By the end of the six weeks, about 66 percent of women in the relaxing acupressure group and about 61 percent of those in the stimulating group had fatigue scores of less than 4 - in the range considered normal. That was true for only about 31 percent of women in the usual care group.

After another four weeks, 56 percent of the relaxation acupressure group and 61 percent of women in the stimulating group still had normal fatigue scores, compared to about 30 percent in the comparison group.

While neither of the two acupressure techniques outperformed the other in terms of fatigue, the relaxing method improved sleep quality and quality of life more than the stimulating method.

The researchers say their results are consistent with earlier and smaller trials that tested acupressure as a treatment for fatigue.

They caution that about 90 percent of the participants were white. Also, about 12 percent of women stopped acupressure, because they found it too time consuming.

Zick told Reuters Health that two participants experience bruising from the acupressure, and one of those women dropped out of the study.

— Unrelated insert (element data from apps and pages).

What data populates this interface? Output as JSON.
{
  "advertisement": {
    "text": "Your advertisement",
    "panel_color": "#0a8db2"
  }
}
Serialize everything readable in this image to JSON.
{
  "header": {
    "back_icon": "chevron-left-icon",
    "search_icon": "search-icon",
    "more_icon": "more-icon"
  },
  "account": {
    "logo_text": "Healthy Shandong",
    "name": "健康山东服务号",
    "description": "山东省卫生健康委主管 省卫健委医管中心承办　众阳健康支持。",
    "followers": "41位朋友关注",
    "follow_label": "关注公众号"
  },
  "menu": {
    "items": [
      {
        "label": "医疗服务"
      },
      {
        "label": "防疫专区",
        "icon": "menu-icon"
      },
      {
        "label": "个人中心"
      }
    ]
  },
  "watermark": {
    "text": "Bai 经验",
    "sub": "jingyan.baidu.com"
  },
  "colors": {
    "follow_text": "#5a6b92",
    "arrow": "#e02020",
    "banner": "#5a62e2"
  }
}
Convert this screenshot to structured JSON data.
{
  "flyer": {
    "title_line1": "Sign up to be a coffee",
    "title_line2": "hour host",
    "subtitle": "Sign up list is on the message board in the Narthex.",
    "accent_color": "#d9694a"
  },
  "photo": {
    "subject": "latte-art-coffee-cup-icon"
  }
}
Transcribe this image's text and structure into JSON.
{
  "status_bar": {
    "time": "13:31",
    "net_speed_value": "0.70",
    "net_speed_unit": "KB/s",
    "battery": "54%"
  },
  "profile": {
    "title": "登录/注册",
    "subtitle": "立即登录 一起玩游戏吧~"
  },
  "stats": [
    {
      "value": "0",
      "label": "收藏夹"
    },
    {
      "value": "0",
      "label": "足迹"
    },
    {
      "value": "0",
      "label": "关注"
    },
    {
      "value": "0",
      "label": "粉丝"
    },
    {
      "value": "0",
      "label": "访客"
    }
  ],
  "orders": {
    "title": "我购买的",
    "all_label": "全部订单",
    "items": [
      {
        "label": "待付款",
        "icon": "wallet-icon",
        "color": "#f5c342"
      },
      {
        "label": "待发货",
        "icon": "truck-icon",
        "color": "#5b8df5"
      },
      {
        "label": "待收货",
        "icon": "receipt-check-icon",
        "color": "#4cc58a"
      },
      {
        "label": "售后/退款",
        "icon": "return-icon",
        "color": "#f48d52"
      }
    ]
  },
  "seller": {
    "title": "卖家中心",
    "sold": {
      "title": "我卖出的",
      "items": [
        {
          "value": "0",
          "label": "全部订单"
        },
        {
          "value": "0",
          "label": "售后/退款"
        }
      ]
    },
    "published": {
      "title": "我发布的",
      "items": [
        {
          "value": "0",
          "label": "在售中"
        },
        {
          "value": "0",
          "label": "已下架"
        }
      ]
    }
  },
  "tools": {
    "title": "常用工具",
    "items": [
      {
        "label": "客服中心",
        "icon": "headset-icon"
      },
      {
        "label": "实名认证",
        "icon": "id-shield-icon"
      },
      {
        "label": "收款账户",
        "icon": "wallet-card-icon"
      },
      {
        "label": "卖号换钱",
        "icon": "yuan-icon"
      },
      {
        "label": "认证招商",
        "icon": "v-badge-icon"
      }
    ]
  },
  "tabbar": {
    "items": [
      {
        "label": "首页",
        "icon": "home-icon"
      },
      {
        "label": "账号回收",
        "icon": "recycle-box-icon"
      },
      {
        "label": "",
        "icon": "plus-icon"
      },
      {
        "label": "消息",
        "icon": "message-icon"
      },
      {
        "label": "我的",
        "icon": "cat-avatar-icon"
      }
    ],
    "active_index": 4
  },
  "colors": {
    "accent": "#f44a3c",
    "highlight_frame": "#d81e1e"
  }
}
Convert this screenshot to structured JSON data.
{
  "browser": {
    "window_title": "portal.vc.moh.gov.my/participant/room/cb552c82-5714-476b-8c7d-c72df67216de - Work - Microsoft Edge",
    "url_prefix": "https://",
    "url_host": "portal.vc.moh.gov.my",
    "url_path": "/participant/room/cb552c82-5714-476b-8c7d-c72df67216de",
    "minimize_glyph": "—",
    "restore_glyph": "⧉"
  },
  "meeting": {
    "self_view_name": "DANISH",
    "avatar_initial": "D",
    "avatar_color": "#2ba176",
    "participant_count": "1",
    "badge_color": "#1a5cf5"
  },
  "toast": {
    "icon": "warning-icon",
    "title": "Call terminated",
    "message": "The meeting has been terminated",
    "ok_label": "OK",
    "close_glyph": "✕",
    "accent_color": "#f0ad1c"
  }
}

She said her team hopes to publish a paper looking at how the brain responds to acupressure. They also want to see if applying pressure for only a minute leads to similar - and less time consuming - results.

They are also working on an app that people can use to teach themselves the techniques.

"Hopefully it will be something that's easily accessible to use in the future," she said.